Monday, February 20, 2006


Judy Baar Topinka on WBEZ today said that Gov. Blagojevich has "announced programs for all intents and purposes are turning the state of Illinois into a welfare state." Those would be the programs to provide a.) universal preschool and b.) health insurance to all children. For obvious political reasons, Republican attacks on these programs don't say "we don't think children should go to preschool/get health care," they say "we can't afford it." At least that's the script, allowing Republicans to sound responsible without having to engage the principles behind these programs one way or the other. So thanks to Judy Baar Topinka (the most "moderate" of Republican candidates, remember) for accidentally saying what she really thinks. That it happens to be ugly kneejerk privilege-protection is clarifying.

UPDATE -- Listen to the debate here.


Saxdrop said...

I'm more than happy to engage the principles behind universal preschool. I guess that means I'm becoming less and less Republican overt time.

For instance, see this study ( Among its conclusions, that in the aggregate pre-K programs have no lasting positive effect as well as a lingering negative behavioral problem, the authors also identify that the students such a treatment would be most likely to help are the severely underpriveleged. So even if such a program were desirable, universal it would not.
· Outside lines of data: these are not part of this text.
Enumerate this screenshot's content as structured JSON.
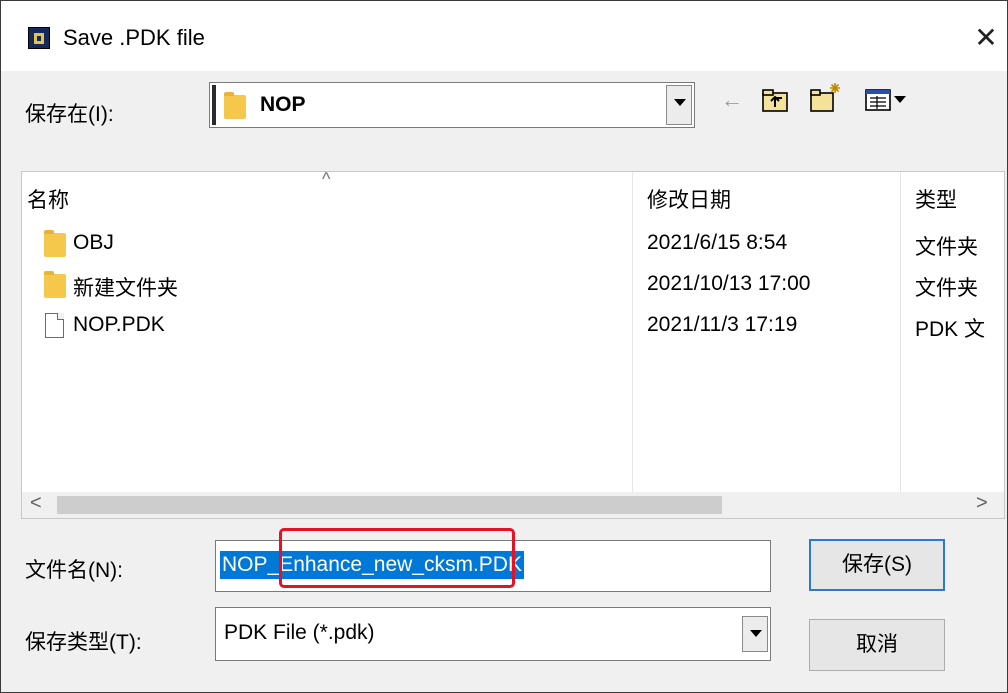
{
  "window": {
    "title": "Save .PDK file",
    "close_glyph": "✕"
  },
  "save_in": {
    "label": "保存在(I):",
    "value": "NOP"
  },
  "toolbar": {
    "back_glyph": "←"
  },
  "list": {
    "columns": {
      "name": "名称",
      "modified": "修改日期",
      "type": "类型"
    },
    "sort_glyph": "^",
    "items": [
      {
        "name": "OBJ",
        "modified": "2021/6/15 8:54",
        "type": "文件夹",
        "icon": "folder-icon"
      },
      {
        "name": "新建文件夹",
        "modified": "2021/10/13 17:00",
        "type": "文件夹",
        "icon": "folder-icon"
      },
      {
        "name": "NOP.PDK",
        "modified": "2021/11/3 17:19",
        "type": "PDK 文",
        "icon": "file-icon"
      }
    ],
    "scroll_left": "<",
    "scroll_right": ">"
  },
  "filename": {
    "label": "文件名(N):",
    "value": "NOP_Enhance_new_cksm.PDK"
  },
  "filetype": {
    "label": "保存类型(T):",
    "value": "PDK File (*.pdk)"
  },
  "buttons": {
    "save": "保存(S)",
    "cancel": "取消"
  },
  "colors": {
    "selection": "#0078d7",
    "highlight_box": "#e81123",
    "folder": "#f5c84b",
    "default_button_border": "#2a7ad0"
  }
}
Also, thinking in terms of a basic input-output (human capital) model of human learning, international comparisons of reading and math places the average American student at or ahead of similar G7/developed nations at the beginning of school, only falling behind later in school (junior high, high school). A first-order intuition then would indicate that a meaningful increase in student achievement would be best addressed in those intermediate years. Of course this is not necssarily true as human learning is not simply linearly cumulative but certainly much more complex.

See also this study ( which provides some useful comparisons of other interventions' effectiveness to pre-K access.

On the use of welfare state, I'm assuming by the context and the speaker, that it was not uttered in the strict political economy sense of the word, in which the state engages in any kind of involuntary transfers. Well, by that restriction every state (and almost every country would be a welfare state). In a less restrictive sense, it generally may be used to describe a government that actively seeks to redistribute/transfer in such a way that could be considered universal. In that sense, Ms. Topinka does not seem so out of line.

But I'm guessing since it was on the radio, and meant as an attack at the Gov., that's probably not the case.

Rob said...

Nicely done, Saxdrop, way to bring the empirical evidence. (Normally I prefer to traffic in prejudices, assumptions and rumors, but I suppose one can form arguments based on facts, too.) If these studies are correct, it may indeed be more advisable to target preschool to underprivileged kids--but on the other hand, in real terms that is sort of what this proposal does, since kids from rich families already attend preschool a lot more often than poor kids do. Anyway it would be a reasonable angle for Republicans to take: that the program is wasteful and poorly targeted.

Similarly, the Republican candidates are right to argue that the text of Blagojevich's All Kids universal healthcare bill falls short in explaining how the program is to be implemented. I'm still inclined to support Blago on it, though, because it's a great, important idea, and I haven't heard any Republican counterproposals that even attempt to cover uninsured children or expand the scope of healthcare in Illinois in any way.

On "welfare state," I definitely have no beef with Topinka's accuracy--universal healthcare is a sort of welfare, sure. I assume there are conservative arguments aplenty explaining why it's bad for children to have health insurance, just like there are conservative-principled arguments about why we should get rid of social security, amend the constitution to prevent gay marriage and so on. But because these tend not to be the most politically expedient arguments, these issues get presented as arguments about something else entirely: fiscal responsibility, "judicial activism," etc. But here was avowed moderate Judy Baar Topinka expressing distaste for the substance of the All Kids program rather than just its implementation, and in this debate that's noteworthy.

Maybe you're right, maybe you are becoming less Republican, or maybe it's just that the entrenched intellectual (not to mention material!) corruption of the Republican party means they're no longer the party that best represents you...

JM said...

Not to get dragged into an intelligent debate but the last comment regarding "the entrenched intellectual corruption of the Republican party means they're no longer the party that best represents you" strikes pretty close to home if you are on the Donkey side as well.

Rob said...

Wha?? The left never politicizes arguments at the expense of the facts! Bush's stem cell ban REALLY DID kill Christopher Reeves, didn't you know?

But two points in earnest: 1.) The right objectively does have more "stealth" issues than the left--see e.g. the Roberts/Alito hearings, see the way Bush forms his arguments about social security "reform" and for that matter the Iraq War. And 2.) Unless I'm mistaken, I believe that Mr. Saxdrop leans Libertarian, an ideology that doesn't fit perfectly with either party. But I do think that the Bush reign gives Libs plenty of reasons to consider voting Democratic--in 2006 we're the ones who are the party of small, unintrusive government, not them!

JM said...

You second point is true regarding our lib neighbors, but the aforementions swing all depends on the candidate. And when I think of unintrusive I do not think of Sen. Clinton whether it is true or not.